The resultant film took 60 images a second and demonstrated how a cat lands on its feet. As the cat fell, a twisting reaction began and the cat maneuvered its head, back, legs and tail to lessen the impact.

Since cats land on all paws, the impact from landing on the ground is absorbed by all four. Jared Diamond, author and professor of physiology at the University of California Los Angeles, determined cats bend their legs when they land, which spreads the impact not only through bones that could easily break, but through joints and muscles, as well.

After consulting several New York City veterinarians, Diamond was surprised to learn that a cat stands a greater chance of survival if it falls from a higher place than from a lower place.

Data gathered from the veterinarians on their feline patients indicated 10 percent of their patients died after falling from two to seven stories. The higher it fell from up to the seventh story, the greater the chance it would be killed.

In contrast, only 5 percent of fatalities occurred when the animals fell from the eighth through the 32nd stories.

Diamond used the laws of physics to explain why these survival rates vary in an article in Nature magazine titled "Why cats have nine lives." All falling, bodies — regardless of their masses — accelerate by 22 miles per hour per second through their falls, until reaching a final speed known as terminal velocity.

This happens because the object's — in this case, the cat's — friction with the air slows the fall. The smaller the object's mass and the greater its area, the more it will slow down.

A cat falling from a higher floor, after it stops accelerating, spreads its legs into an umbrella shape, which increases the area against which the air must push and increases the friction, thus slowing the cat's fall.

Through the cat's highly developed sense of balance, they buy more time to maneuver their body in preparation for landing on all fours. A cat falling from a lower height does not have the opportunity to increase its body's area, slow its fall or position its body to land on all four feet.

That's all well and good, but it still doesn't answer the question of "why nine?" This, unlike the physics of falling, has multiple possible explanations.

Nine is known as the trinity of trinities and is a mystical number often invoked in folklore and religion, particularly those that ascribe to the Father, Son and Holy Ghost.

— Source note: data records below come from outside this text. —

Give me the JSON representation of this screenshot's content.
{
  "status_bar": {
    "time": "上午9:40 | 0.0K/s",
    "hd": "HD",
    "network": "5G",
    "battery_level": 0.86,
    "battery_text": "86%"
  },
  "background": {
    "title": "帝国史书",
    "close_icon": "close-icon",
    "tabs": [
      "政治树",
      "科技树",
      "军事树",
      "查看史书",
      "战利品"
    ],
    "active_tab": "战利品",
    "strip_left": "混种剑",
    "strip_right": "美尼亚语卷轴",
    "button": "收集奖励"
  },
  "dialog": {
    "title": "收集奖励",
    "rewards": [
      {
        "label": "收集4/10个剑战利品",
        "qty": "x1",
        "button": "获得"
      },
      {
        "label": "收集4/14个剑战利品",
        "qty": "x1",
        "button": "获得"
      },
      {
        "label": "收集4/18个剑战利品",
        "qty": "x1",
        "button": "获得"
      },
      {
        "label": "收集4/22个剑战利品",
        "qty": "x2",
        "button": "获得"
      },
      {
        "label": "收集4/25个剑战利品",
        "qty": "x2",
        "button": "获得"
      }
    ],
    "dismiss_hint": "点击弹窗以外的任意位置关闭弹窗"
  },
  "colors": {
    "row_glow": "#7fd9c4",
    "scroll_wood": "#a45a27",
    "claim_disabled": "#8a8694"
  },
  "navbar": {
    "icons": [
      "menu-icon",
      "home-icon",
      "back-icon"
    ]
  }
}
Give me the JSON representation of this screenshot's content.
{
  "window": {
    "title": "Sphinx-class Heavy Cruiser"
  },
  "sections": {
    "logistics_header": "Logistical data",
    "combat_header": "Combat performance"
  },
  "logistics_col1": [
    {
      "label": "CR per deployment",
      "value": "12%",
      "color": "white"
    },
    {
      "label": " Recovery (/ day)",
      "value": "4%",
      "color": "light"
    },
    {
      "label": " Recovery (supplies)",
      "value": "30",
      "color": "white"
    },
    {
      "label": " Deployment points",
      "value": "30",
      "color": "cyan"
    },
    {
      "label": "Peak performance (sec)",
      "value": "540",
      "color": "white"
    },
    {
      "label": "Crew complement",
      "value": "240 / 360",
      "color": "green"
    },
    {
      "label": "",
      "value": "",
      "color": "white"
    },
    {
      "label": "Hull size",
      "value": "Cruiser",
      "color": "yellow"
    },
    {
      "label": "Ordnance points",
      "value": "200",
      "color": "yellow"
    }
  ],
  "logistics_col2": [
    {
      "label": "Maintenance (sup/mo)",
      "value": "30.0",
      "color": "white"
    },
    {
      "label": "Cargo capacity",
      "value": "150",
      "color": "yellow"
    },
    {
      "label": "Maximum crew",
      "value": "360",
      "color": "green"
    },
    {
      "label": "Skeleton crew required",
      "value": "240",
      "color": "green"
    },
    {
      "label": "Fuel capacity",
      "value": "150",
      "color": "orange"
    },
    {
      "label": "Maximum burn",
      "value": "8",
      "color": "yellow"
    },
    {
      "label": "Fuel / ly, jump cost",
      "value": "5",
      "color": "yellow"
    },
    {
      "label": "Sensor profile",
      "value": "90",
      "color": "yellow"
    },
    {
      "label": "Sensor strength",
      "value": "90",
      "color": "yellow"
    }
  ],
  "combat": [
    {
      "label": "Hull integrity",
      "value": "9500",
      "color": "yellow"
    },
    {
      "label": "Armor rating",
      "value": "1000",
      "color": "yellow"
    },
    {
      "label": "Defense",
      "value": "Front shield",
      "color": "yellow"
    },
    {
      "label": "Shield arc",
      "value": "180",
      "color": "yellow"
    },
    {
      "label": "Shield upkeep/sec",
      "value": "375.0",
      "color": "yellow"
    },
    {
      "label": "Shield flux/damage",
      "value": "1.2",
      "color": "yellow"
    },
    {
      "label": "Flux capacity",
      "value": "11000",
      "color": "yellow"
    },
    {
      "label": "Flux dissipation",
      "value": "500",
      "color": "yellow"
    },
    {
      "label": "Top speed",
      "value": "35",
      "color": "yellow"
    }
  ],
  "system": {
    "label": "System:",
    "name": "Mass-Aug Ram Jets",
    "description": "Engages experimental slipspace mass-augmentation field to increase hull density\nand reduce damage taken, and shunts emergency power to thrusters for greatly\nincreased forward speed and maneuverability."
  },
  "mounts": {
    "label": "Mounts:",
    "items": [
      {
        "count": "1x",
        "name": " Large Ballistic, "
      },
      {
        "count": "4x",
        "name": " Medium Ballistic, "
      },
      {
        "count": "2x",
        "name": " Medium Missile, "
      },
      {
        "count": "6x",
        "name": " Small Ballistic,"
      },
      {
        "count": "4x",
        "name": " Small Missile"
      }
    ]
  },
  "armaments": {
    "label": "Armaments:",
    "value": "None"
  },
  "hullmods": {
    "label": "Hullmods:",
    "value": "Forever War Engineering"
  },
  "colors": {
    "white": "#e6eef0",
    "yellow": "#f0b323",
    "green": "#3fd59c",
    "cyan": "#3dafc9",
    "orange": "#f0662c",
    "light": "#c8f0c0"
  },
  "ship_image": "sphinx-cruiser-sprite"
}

The cat was once revered in Egypt and this is a possibility for where its nine lives began. The priesthood in On — known to the Greeks as Heliopolis and now a suburb of Cairo — worshiped Atum-Ra, a sun god who gave life to the gods of air, moisture, earth and sky who, in turn, produced Osiris, Isis, Seth and Nephthys. These gods are collectively known as the Ennead, or the Nine.

Vestiges of this ancient, cat-worshipping religion lingered into the middle ages, until the cat became a symbol of the profane rather than the sacred. Linked to witches and witchcraft, cats were caught and killed by the thousand for their believed supernatural powers, such as their resilience to injury and perceived ability to return from the dead.

Cat superstitions survive to this day, as black cats are believed to be unlucky, especially around Halloween.

Even with a cat's agility, grace and amazing ability to survive, the safe place for them is indoors with all doors and windows secured to prevent any possible escape or injury.

Joseph Robertia is a reporter for the Peninsula Clarion. He has worked with wildlife and domestic animals for more than 10 years as a veterinary technician, a zoo keeper, and most recently as a zoologist for the Wildlife Conservation Society. He welcomes any pet-related questions or story ideas, but please none of a veterinary nature. Ideas and questions can be sent to his attention by e-mail at news@peninsulaclarion.com.



CONTACT US

  • Switchboard: 907-283-7551
  • Circulation and Delivery: 907-283-3584
  • Newsroom Fax: 907-283-3299
  • Business Fax: 907-283-3299
  • Accounts Receivable: 907-335-1257
  • View the Staff Directory
  • or Send feedback

ADVERTISING

SUBSCRIBER SERVICES

SOCIAL NETWORKING

MORRIS ALASKA NEWS